> [EXERCISE DIRECTIONS]: Render every entry verbatim.

Stored data:
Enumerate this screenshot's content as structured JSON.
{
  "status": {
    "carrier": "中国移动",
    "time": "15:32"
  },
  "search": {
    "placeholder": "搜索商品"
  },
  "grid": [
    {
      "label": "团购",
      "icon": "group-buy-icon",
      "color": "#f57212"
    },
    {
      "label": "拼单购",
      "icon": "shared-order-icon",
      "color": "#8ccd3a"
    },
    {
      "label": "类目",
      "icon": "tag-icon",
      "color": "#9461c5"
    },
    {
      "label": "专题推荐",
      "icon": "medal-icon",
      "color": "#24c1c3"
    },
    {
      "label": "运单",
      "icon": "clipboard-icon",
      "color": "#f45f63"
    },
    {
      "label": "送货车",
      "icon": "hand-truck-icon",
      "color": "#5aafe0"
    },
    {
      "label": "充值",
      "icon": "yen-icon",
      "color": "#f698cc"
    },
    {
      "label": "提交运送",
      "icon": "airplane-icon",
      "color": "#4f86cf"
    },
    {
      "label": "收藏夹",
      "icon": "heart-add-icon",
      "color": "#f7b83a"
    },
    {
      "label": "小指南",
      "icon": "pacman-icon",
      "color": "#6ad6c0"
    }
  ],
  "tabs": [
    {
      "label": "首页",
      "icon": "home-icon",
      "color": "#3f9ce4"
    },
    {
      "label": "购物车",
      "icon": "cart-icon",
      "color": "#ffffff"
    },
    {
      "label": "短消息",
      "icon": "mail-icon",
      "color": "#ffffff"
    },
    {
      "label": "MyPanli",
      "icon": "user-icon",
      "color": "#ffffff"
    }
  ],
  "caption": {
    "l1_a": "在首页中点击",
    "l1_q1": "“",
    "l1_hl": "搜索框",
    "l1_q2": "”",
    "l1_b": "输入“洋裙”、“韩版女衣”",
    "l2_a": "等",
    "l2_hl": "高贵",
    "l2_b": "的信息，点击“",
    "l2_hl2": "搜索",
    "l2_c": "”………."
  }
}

> [RESULT BELOW]:
Enumerate this screenshot's content as structured JSON.
{
  "status": {
    "carrier": "中国移动",
    "time": "15:32"
  },
  "search": {
    "placeholder": "搜索商品"
  },
  "grid": [
    {
      "label": "团购",
      "icon": "group-buy-icon",
      "color": "#f57212"
    },
    {
      "label": "拼单购",
      "icon": "shared-order-icon",
      "color": "#8ccd3a"
    },
    {
      "label": "类目",
      "icon": "tag-icon",
      "color": "#9461c5"
    },
    {
      "label": "专题推荐",
      "icon": "medal-icon",
      "color": "#24c1c3"
    },
    {
      "label": "运单",
      "icon": "clipboard-icon",
      "color": "#f45f63"
    },
    {
      "label": "送货车",
      "icon": "hand-truck-icon",
      "color": "#5aafe0"
    },
    {
      "label": "充值",
      "icon": "yen-icon",
      "color": "#f698cc"
    },
    {
      "label": "提交运送",
      "icon": "airplane-icon",
      "color": "#4f86cf"
    },
    {
      "label": "收藏夹",
      "icon": "heart-add-icon",
      "color": "#f7b83a"
    },
    {
      "label": "小指南",
      "icon": "pacman-icon",
      "color": "#6ad6c0"
    }
  ],
  "tabs": [
    {
      "label": "首页",
      "icon": "home-icon",
      "color": "#3f9ce4"
    },
    {
      "label": "购物车",
      "icon": "cart-icon",
      "color": "#ffffff"
    },
    {
      "label": "短消息",
      "icon": "mail-icon",
      "color": "#ffffff"
    },
    {
      "label": "MyPanli",
      "icon": "user-icon",
      "color": "#ffffff"
    }
  ],
  "caption": {
    "l1_a": "在首页中点击",
    "l1_q1": "“",
    "l1_hl": "搜索框",
    "l1_q2": "”",
    "l1_b": "输入“洋裙”、“韩版女衣”",
    "l2_a": "等",
    "l2_hl": "高贵",
    "l2_b": "的信息，点击“",
    "l2_hl2": "搜索",
    "l2_c": "”………."
  }
}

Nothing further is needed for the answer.